As the map shows, the Northwest turned in very different results in personal income growth for the third quarter. Washington was hot. The other states not so much. The report was released earlier this month from the federal Bureau of Labor Statistics.
Looking at sectors, Washington had the biggest jump in information earnings at 5.5 percent. The report says:
Over the last decade, information services has expanded relative to other industries in Washington and by the third quarter of 2014 accounted for 7.9 percent of all earnings (up from 5.6 percent in the third quarter of 2004). By comparison, information’s share of earnings fell slightly to 3.3 percent from 3.4 percent for the U.S. over the same period.
Washington ranked 7th overall in personal income growth with 1.2 percent. The national average was 1 percent. Elsewhere in the region, Oregon ranked 31st, Alaska 43rd and Idaho 44th.
The limitation of the metric is that is shows everybody’s earnings, so it is of limited use in tracking inequality. It is one measure of a relatively hot Washington economy. But even here context is needed. Nevada and Arizona showed good increases, too, but their housing-dependent economies are still deeply wounded. Also, one quarter does not a trend make.
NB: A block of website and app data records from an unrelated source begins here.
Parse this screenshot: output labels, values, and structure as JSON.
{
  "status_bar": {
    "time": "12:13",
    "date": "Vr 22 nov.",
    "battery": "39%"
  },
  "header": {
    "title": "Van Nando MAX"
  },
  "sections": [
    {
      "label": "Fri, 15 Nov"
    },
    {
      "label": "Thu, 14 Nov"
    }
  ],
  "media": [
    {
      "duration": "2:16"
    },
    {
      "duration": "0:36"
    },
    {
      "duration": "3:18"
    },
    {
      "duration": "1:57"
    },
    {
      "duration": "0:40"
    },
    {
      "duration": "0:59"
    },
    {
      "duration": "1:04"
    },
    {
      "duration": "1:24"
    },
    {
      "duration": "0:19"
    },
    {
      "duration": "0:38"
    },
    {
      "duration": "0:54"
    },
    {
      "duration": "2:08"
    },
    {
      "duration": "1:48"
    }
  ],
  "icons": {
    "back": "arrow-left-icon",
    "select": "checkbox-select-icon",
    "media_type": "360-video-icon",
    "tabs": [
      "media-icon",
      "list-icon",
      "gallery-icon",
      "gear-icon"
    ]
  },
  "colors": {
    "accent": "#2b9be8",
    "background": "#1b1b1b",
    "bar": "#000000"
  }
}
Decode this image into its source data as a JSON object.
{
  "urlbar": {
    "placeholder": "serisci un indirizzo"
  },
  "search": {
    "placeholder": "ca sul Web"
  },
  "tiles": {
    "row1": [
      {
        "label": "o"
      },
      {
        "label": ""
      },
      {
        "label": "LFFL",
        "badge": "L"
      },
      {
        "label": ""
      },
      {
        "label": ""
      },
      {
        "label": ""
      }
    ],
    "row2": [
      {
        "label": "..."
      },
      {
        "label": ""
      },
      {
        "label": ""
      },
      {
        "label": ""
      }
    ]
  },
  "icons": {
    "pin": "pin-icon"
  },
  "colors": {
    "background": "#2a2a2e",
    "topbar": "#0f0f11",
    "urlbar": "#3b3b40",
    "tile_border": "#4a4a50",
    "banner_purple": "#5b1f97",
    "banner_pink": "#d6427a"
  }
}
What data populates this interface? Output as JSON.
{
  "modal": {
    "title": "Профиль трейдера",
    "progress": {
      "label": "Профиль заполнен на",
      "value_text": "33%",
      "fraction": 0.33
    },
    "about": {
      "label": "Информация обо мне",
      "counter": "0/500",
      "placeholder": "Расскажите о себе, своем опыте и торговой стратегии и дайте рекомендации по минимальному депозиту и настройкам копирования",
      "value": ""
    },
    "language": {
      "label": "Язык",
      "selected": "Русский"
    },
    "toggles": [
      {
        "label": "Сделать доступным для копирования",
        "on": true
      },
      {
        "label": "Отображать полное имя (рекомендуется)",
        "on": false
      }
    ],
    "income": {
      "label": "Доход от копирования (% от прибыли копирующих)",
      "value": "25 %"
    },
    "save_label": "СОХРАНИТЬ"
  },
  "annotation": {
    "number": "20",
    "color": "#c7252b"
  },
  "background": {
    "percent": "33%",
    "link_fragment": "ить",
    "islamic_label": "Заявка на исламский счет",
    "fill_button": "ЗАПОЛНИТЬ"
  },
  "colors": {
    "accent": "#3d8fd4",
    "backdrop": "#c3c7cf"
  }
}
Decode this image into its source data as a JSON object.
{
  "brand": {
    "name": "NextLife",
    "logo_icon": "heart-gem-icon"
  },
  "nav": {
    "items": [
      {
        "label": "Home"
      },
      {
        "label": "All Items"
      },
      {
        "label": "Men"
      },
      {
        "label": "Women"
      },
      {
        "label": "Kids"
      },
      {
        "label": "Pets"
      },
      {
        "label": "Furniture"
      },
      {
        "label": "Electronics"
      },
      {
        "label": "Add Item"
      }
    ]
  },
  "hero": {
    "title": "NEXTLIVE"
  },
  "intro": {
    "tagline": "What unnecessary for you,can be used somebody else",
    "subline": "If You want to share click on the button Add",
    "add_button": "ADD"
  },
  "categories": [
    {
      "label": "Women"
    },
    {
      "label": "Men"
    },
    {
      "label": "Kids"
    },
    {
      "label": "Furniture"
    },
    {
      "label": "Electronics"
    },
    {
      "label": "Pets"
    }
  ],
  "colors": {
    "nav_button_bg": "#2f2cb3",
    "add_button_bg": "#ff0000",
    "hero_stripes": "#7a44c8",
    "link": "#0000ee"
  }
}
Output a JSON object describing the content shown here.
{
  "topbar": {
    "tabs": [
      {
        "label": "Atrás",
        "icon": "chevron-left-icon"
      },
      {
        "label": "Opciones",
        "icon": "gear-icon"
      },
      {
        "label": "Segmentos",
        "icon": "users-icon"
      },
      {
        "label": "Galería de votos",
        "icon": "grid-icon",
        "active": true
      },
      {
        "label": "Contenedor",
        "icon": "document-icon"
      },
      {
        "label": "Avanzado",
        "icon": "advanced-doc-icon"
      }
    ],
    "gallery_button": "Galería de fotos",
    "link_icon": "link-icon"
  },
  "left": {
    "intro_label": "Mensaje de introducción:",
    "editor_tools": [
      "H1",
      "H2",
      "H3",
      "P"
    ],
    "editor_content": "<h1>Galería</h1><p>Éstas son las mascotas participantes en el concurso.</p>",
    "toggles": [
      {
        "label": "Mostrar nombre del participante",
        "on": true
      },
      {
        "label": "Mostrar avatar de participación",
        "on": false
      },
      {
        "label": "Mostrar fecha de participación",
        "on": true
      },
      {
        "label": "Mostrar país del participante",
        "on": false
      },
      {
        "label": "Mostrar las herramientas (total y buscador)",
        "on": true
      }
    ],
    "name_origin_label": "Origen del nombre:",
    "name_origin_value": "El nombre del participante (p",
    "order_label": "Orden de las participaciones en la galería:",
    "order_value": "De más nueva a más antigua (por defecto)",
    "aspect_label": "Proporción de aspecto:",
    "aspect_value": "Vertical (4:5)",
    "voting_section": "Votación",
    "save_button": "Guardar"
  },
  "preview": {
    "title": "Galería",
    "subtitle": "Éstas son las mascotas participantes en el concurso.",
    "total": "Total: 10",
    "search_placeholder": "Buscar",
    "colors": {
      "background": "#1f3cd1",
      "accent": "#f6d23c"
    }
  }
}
Washington’s performance is better than the same period a year earlier but slower than first quarter 2014 growth.
Today’s Econ Haiku:
Oil hits five-year low
Who knows what’s really gushing?